▶ **Activity**: Scan the entries below for the word "timestamp". Copy out every line in which it occurs.

··· Provided entries

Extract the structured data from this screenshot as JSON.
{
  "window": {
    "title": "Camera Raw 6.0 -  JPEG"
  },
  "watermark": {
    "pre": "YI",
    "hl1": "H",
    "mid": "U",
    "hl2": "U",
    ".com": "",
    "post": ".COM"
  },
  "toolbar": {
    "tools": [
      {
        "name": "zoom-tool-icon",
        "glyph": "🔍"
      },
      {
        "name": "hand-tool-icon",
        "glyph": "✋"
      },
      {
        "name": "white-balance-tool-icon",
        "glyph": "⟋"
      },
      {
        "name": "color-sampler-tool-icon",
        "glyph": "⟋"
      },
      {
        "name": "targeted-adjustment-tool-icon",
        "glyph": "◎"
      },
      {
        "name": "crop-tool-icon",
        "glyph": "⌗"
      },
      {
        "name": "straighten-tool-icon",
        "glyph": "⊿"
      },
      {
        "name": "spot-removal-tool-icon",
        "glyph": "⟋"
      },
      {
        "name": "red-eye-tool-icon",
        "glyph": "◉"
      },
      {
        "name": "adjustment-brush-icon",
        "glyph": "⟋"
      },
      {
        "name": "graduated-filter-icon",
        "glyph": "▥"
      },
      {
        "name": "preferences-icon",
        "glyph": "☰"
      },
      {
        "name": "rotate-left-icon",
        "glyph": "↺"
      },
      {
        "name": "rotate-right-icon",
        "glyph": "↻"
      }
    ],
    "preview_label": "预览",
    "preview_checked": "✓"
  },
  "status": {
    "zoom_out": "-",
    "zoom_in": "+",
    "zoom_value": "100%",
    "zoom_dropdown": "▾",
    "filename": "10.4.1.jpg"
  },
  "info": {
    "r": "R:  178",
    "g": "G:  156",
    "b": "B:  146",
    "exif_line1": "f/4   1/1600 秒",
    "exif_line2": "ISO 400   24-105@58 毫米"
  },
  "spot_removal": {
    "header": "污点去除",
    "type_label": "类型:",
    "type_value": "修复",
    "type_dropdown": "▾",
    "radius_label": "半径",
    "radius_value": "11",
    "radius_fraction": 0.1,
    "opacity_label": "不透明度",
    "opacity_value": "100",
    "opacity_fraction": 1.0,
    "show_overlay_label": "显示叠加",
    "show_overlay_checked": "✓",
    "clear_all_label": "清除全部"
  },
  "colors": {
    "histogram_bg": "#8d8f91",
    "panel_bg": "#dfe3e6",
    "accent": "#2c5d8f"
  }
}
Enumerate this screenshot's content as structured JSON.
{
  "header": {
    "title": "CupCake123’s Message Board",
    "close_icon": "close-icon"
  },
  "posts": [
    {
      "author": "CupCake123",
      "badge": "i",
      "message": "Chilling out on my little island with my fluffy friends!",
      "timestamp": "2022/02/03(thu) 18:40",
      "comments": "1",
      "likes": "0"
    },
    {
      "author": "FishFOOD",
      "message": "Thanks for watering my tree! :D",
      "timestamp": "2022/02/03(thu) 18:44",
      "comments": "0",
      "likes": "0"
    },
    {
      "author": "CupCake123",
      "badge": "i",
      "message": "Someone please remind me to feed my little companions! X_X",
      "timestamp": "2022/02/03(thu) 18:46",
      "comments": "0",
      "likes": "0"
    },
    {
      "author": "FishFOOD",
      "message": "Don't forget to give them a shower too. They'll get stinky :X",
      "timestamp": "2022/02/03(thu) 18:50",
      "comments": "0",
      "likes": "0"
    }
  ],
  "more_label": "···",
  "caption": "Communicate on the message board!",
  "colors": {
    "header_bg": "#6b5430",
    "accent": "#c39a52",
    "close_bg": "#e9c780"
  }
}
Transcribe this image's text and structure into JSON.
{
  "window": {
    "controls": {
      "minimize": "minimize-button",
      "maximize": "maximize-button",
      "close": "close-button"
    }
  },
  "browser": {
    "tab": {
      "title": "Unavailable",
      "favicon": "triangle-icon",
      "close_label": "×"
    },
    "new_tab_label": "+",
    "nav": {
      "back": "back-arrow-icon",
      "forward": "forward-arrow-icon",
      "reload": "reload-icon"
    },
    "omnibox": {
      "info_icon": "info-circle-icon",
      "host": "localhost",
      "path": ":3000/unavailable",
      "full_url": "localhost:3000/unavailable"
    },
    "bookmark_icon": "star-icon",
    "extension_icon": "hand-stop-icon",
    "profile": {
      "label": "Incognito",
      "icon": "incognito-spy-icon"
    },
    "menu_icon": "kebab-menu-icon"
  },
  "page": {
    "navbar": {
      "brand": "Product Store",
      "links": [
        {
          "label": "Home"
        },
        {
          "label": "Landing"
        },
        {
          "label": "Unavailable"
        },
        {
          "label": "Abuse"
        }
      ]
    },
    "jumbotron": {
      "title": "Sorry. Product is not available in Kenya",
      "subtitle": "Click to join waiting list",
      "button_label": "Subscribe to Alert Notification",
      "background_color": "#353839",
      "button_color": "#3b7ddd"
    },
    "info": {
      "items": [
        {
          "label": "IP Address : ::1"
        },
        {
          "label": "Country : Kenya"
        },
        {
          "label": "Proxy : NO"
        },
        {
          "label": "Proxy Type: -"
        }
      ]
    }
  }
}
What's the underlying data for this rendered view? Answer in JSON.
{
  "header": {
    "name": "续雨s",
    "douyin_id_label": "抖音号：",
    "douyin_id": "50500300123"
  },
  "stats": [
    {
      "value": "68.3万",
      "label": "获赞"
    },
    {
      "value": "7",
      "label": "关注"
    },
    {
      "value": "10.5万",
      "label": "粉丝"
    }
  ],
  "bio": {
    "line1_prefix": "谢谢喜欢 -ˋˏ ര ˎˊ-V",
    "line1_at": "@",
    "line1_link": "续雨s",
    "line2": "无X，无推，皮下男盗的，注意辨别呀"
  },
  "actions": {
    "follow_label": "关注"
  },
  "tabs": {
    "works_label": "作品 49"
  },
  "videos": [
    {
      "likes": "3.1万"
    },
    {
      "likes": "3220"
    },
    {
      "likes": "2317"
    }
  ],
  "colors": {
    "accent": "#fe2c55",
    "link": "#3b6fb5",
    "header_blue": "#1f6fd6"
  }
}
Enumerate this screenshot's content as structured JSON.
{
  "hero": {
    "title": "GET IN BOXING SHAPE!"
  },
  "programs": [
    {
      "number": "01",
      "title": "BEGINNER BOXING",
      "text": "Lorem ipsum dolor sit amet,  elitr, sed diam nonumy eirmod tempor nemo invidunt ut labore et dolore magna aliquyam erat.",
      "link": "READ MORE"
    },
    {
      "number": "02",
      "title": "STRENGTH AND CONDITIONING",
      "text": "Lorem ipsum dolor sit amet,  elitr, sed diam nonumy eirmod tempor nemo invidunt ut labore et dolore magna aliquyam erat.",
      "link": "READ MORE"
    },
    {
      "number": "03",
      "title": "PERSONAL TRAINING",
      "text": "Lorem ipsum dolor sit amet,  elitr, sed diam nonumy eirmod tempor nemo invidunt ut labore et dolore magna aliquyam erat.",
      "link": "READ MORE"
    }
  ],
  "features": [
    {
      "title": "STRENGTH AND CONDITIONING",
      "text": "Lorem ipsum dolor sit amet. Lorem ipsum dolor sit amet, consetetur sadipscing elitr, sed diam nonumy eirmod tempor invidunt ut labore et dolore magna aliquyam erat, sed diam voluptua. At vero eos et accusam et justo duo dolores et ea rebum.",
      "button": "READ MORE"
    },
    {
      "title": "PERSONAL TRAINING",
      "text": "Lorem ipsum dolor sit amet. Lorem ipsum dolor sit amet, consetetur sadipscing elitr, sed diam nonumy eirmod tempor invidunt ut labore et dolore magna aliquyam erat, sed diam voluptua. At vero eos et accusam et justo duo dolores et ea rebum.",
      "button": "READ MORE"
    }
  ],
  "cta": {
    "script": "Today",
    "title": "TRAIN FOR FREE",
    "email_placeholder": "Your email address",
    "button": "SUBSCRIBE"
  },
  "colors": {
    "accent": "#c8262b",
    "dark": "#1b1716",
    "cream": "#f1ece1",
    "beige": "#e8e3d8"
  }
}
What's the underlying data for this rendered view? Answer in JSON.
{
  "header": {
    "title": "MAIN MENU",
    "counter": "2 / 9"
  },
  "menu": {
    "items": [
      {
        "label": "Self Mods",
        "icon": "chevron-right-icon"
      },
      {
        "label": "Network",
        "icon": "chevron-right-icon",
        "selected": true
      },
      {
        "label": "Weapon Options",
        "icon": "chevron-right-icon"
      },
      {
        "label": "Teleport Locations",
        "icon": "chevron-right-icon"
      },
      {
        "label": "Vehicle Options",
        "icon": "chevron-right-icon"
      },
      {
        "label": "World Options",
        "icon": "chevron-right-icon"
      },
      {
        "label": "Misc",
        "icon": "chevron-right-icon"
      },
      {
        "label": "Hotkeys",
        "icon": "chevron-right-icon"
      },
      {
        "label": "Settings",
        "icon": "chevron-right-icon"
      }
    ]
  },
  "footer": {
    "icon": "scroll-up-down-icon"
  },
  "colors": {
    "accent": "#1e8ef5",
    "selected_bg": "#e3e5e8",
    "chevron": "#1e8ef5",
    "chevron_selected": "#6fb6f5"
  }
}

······

▶ **Answer to this exercise**:
      "timestamp": "2022/02/03(thu) 18:40",
      "timestamp": "2022/02/03(thu) 18:44",
      "timestamp": "2022/02/03(thu) 18:46",
      "timestamp": "2022/02/03(thu) 18:50",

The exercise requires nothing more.